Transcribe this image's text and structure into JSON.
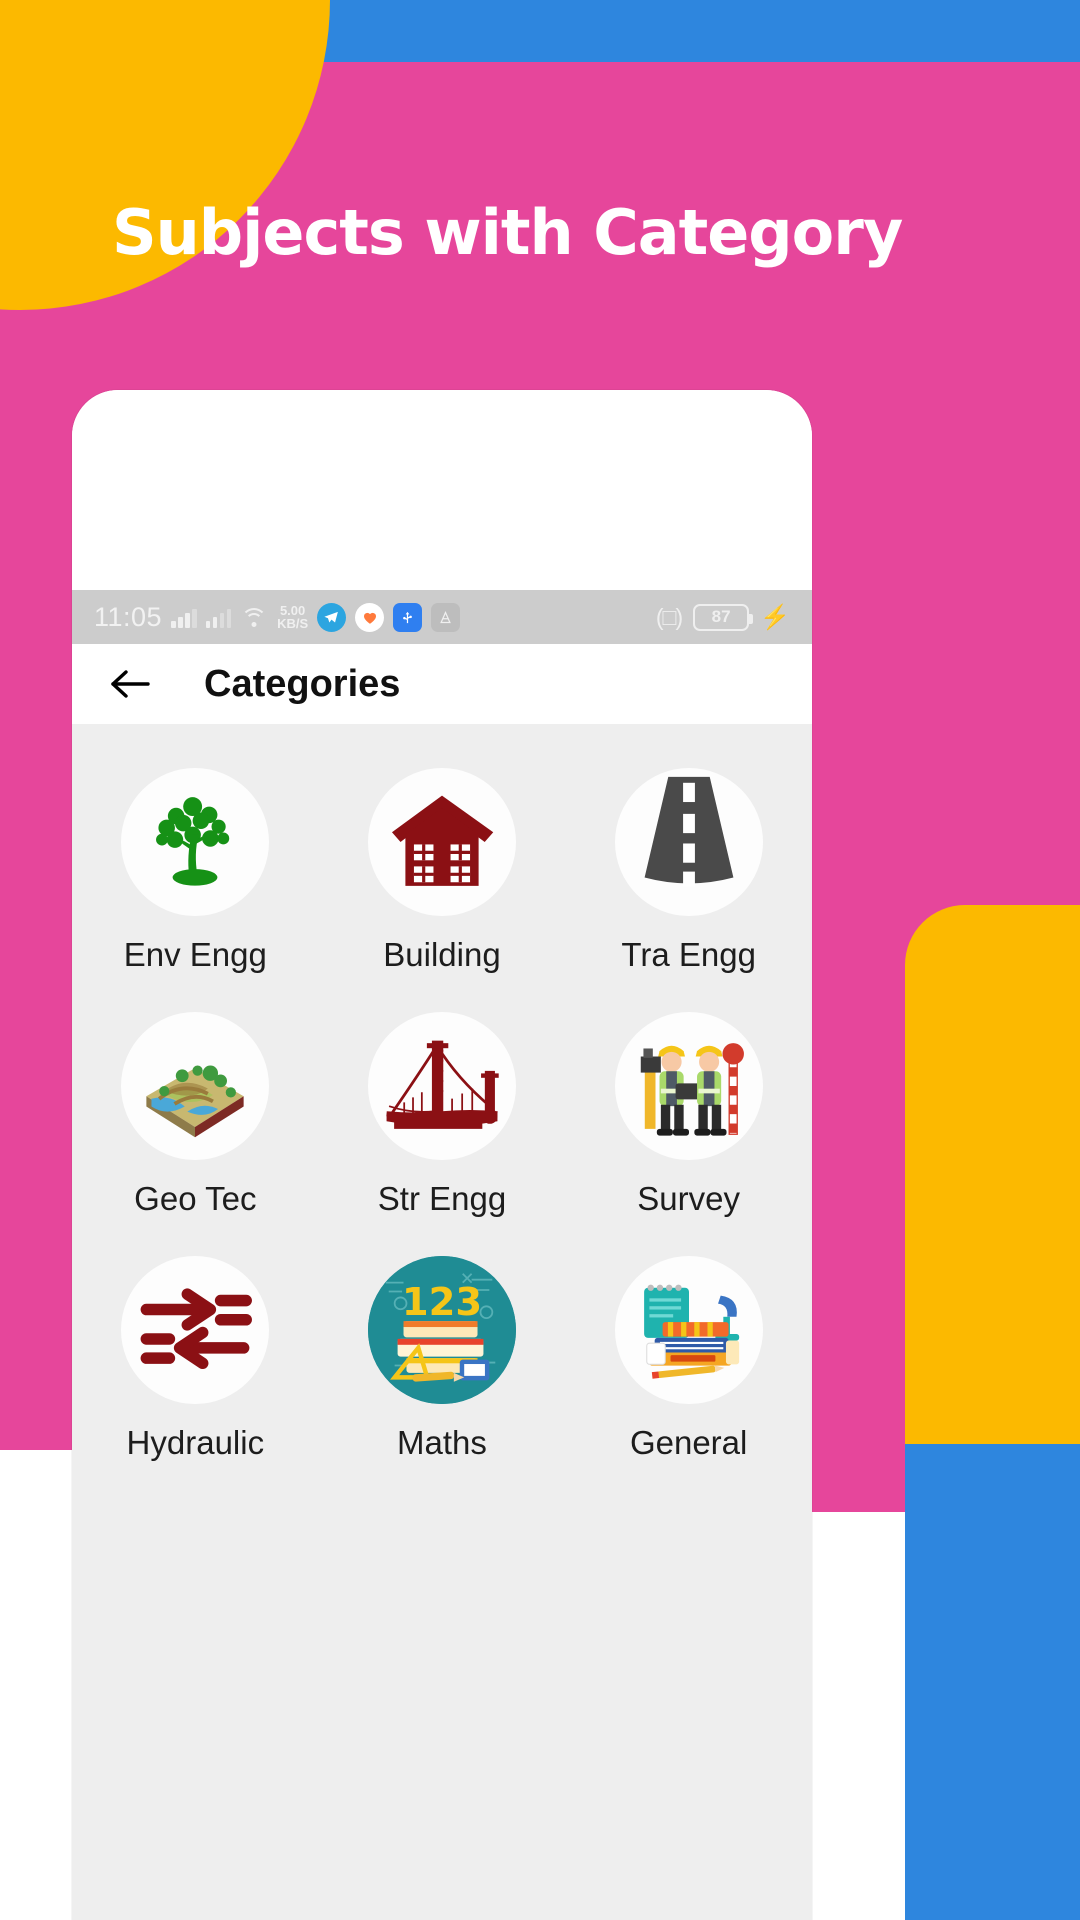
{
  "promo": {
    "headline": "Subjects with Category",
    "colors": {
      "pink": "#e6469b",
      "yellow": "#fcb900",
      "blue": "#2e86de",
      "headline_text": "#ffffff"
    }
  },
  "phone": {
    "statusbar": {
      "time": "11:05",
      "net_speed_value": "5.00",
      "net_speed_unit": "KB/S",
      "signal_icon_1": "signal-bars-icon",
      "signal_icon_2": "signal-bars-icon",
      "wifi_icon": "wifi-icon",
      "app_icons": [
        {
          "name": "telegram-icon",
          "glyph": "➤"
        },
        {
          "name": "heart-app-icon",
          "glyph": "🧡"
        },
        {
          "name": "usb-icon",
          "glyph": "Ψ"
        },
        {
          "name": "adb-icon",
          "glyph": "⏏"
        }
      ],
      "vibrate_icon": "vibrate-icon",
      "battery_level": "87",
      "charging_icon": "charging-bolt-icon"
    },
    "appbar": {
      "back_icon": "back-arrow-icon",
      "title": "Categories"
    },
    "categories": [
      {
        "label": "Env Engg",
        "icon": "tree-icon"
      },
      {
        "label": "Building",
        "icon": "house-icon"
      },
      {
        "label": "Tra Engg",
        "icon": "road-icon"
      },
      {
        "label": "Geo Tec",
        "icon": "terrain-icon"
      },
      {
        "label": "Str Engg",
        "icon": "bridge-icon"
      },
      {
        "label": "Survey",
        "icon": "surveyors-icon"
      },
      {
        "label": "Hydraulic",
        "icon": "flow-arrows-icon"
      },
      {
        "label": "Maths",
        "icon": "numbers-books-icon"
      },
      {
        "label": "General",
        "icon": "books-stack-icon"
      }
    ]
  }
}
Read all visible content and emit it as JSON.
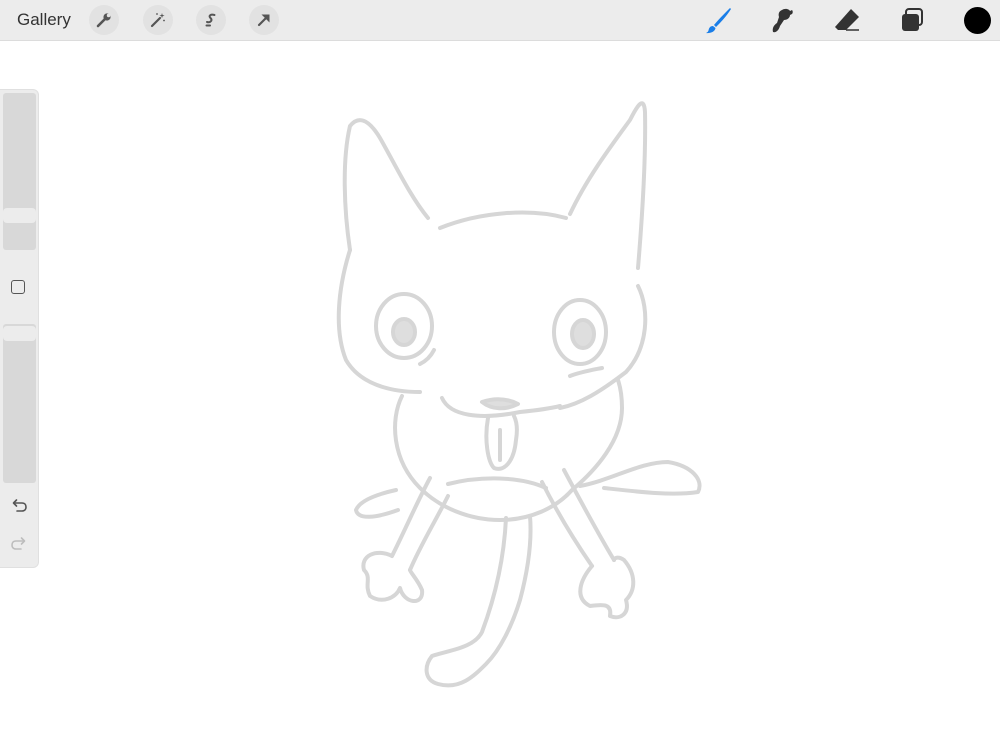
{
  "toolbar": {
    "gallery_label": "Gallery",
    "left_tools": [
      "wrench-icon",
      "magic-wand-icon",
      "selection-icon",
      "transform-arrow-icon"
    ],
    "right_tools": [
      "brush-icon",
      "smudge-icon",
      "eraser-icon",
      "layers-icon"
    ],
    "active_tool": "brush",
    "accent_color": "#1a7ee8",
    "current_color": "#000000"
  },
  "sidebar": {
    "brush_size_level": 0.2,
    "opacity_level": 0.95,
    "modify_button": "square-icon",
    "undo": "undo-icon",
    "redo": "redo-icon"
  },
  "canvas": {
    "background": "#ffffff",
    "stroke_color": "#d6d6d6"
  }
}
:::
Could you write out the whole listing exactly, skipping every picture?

▶ ANSWER TO THIS EXERCISE
Transcribe this image's text and structure into JSON.
{
  "promo": {
    "headline": "Subjects with Category",
    "colors": {
      "pink": "#e6469b",
      "yellow": "#fcb900",
      "blue": "#2e86de",
      "headline_text": "#ffffff"
    }
  },
  "phone": {
    "statusbar": {
      "time": "11:05",
      "net_speed_value": "5.00",
      "net_speed_unit": "KB/S",
      "signal_icon_1": "signal-bars-icon",
      "signal_icon_2": "signal-bars-icon",
      "wifi_icon": "wifi-icon",
      "app_icons": [
        {
          "name": "telegram-icon",
          "glyph": "➤"
        },
        {
          "name": "heart-app-icon",
          "glyph": "🧡"
        },
        {
          "name": "usb-icon",
          "glyph": "Ψ"
        },
        {
          "name": "adb-icon",
          "glyph": "⏏"
        }
      ],
      "vibrate_icon": "vibrate-icon",
      "battery_level": "87",
      "charging_icon": "charging-bolt-icon"
    },
    "appbar": {
      "back_icon": "back-arrow-icon",
      "title": "Categories"
    },
    "categories": [
      {
        "label": "Env Engg",
        "icon": "tree-icon"
      },
      {
        "label": "Building",
        "icon": "house-icon"
      },
      {
        "label": "Tra Engg",
        "icon": "road-icon"
      },
      {
        "label": "Geo Tec",
        "icon": "terrain-icon"
      },
      {
        "label": "Str Engg",
        "icon": "bridge-icon"
      },
      {
        "label": "Survey",
        "icon": "surveyors-icon"
      },
      {
        "label": "Hydraulic",
        "icon": "flow-arrows-icon"
      },
      {
        "label": "Maths",
        "icon": "numbers-books-icon"
      },
      {
        "label": "General",
        "icon": "books-stack-icon"
      }
    ]
  }
}
Read all visible content and emit it as JSON.
{
  "toolbar": {
    "gallery_label": "Gallery",
    "left_tools": [
      "wrench-icon",
      "magic-wand-icon",
      "selection-icon",
      "transform-arrow-icon"
    ],
    "right_tools": [
      "brush-icon",
      "smudge-icon",
      "eraser-icon",
      "layers-icon"
    ],
    "active_tool": "brush",
    "accent_color": "#1a7ee8",
    "current_color": "#000000"
  },
  "sidebar": {
    "brush_size_level": 0.2,
    "opacity_level": 0.95,
    "modify_button": "square-icon",
    "undo": "undo-icon",
    "redo": "redo-icon"
  },
  "canvas": {
    "background": "#ffffff",
    "stroke_color": "#d6d6d6"
  }
}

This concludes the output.